The United States’ overmilitarized approach to international relations has other harmful side effects. U.S. involvement in major conflicts, either on the ground or through arms sales, inevitably causes tensions with some nations, especially but not limited to the Global South. By contrast, although it has thrown its weight around via military exercises and missile firings in its own region, China has not fought a war in over fifty years.

The current U.S. strategy towards China leans far too heavily on developing plans for how to win a war with Beijing, grounded in a determination to outpace it in both traditional and emerging technologies, from hypersonics to nuclear weapons. And while there is occasional lip service given to the need to cooperate with China on fundamental challenges like curbing climate change and preventing pandemics, far more rhetoric and resources have been devoted to treating relations with China as primarily a military problem.

A better approach would involve finding ways to lower tensions and cooperate even in the face of profound differences on issues like human rights and the military balance in the Western Pacific.

As for the competition with China for influence in the international arena, Washington should take a page out of Beijing’s playbook and rebalance its investments and energy towards economic and diplomatic interactions while at the same time moving toward a smaller but still robust defensive capability. Remaining on the current military course will not only be enormously expensive but will likely spur an arms race and increase the risk of a superpower conflict. U.S. policymakers should rebalance the foreign policy tool kit to meet the challenges of the future rather than clinging to the methods of the past.

William Hartung is a senior research fellow at the Quincy Institute for Responsible Statecraft. Follow him on X @WilliamHartung.

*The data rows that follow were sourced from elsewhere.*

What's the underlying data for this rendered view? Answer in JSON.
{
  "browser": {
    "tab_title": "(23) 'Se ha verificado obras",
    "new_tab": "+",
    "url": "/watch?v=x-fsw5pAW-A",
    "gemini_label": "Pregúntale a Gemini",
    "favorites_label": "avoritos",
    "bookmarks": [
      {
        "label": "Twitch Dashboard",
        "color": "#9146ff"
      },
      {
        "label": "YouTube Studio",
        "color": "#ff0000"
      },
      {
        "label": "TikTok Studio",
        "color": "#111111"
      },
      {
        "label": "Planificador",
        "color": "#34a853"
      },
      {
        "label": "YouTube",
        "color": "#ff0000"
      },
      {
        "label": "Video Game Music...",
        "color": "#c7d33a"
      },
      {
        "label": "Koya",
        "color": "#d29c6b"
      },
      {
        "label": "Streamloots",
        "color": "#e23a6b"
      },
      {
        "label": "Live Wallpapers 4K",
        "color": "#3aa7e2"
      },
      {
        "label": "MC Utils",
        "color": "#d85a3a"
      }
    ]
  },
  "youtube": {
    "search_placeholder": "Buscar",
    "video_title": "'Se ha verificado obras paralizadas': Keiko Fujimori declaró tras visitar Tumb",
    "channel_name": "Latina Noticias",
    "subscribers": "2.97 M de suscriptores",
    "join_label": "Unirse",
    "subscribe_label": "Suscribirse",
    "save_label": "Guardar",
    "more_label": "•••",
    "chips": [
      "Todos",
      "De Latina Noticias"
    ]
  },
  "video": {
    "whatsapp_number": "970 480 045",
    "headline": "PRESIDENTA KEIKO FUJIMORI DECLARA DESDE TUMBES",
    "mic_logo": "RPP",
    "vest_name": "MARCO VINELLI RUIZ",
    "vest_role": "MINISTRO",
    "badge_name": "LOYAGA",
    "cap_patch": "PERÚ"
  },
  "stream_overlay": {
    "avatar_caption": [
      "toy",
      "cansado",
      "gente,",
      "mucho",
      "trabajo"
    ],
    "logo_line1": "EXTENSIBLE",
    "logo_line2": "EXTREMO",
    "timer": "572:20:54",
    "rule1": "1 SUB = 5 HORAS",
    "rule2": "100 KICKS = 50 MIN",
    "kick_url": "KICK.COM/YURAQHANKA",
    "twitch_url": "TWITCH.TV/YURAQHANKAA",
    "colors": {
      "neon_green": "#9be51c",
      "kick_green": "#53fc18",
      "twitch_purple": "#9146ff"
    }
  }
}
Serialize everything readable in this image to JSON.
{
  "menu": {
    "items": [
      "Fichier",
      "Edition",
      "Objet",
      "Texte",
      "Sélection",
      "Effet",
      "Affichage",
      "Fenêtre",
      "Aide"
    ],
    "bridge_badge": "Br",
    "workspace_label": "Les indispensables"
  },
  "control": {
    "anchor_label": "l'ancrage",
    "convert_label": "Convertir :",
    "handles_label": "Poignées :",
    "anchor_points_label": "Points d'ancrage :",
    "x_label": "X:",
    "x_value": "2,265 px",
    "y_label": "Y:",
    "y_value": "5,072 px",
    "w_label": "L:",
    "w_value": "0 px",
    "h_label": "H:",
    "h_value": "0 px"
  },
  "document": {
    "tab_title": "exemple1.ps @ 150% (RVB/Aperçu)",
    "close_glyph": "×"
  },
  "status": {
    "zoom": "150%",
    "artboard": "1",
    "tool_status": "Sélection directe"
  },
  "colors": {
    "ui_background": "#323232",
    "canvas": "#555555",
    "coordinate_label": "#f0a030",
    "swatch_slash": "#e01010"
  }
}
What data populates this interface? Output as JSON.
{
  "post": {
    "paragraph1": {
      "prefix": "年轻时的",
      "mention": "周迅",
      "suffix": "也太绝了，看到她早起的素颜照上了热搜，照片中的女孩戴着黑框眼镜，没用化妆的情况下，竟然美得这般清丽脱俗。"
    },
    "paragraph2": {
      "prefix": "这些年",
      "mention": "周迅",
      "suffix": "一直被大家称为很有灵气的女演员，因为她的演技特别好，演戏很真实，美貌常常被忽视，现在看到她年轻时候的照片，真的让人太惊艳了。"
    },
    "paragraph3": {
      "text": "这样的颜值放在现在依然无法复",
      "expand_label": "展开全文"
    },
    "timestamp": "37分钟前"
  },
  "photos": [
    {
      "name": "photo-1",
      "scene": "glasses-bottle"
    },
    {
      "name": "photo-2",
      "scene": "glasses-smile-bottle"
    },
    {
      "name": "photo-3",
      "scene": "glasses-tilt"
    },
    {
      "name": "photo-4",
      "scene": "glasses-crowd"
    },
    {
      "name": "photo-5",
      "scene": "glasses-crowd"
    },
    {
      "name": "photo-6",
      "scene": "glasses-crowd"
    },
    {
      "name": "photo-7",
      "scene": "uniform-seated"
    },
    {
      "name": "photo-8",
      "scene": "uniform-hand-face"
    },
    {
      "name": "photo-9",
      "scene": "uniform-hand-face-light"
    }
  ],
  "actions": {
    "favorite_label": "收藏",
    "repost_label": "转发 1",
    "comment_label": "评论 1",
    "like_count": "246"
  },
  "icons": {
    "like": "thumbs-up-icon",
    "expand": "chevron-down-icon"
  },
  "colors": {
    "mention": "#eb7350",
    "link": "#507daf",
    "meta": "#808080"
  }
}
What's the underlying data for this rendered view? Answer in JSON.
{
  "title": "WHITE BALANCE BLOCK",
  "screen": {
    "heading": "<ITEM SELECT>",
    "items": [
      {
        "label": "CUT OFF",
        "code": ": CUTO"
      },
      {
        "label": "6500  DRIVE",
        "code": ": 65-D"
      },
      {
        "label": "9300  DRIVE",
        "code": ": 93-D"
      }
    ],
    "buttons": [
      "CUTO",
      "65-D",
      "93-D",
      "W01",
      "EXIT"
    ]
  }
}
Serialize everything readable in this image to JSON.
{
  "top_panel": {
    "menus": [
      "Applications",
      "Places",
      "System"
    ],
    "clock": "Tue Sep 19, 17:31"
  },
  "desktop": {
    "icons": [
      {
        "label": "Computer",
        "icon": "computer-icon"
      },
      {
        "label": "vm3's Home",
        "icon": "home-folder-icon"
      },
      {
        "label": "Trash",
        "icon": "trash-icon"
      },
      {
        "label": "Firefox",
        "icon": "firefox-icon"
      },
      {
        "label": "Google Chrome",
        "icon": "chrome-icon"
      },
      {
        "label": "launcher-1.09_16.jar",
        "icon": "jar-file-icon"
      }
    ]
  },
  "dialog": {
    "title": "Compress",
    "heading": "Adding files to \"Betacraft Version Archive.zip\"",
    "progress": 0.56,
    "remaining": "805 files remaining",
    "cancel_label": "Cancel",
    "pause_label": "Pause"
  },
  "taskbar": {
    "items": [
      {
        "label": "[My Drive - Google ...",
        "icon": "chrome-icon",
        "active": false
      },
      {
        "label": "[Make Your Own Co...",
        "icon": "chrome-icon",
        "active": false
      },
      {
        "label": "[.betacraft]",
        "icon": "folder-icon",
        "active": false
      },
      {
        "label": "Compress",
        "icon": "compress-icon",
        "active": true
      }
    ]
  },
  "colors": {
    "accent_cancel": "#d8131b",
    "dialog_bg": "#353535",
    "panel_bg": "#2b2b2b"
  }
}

Christopher Preble is a senior fellow and director of the Stimson Center’s Reimagining US Grand Strategy Program. Follow him on X @capreble.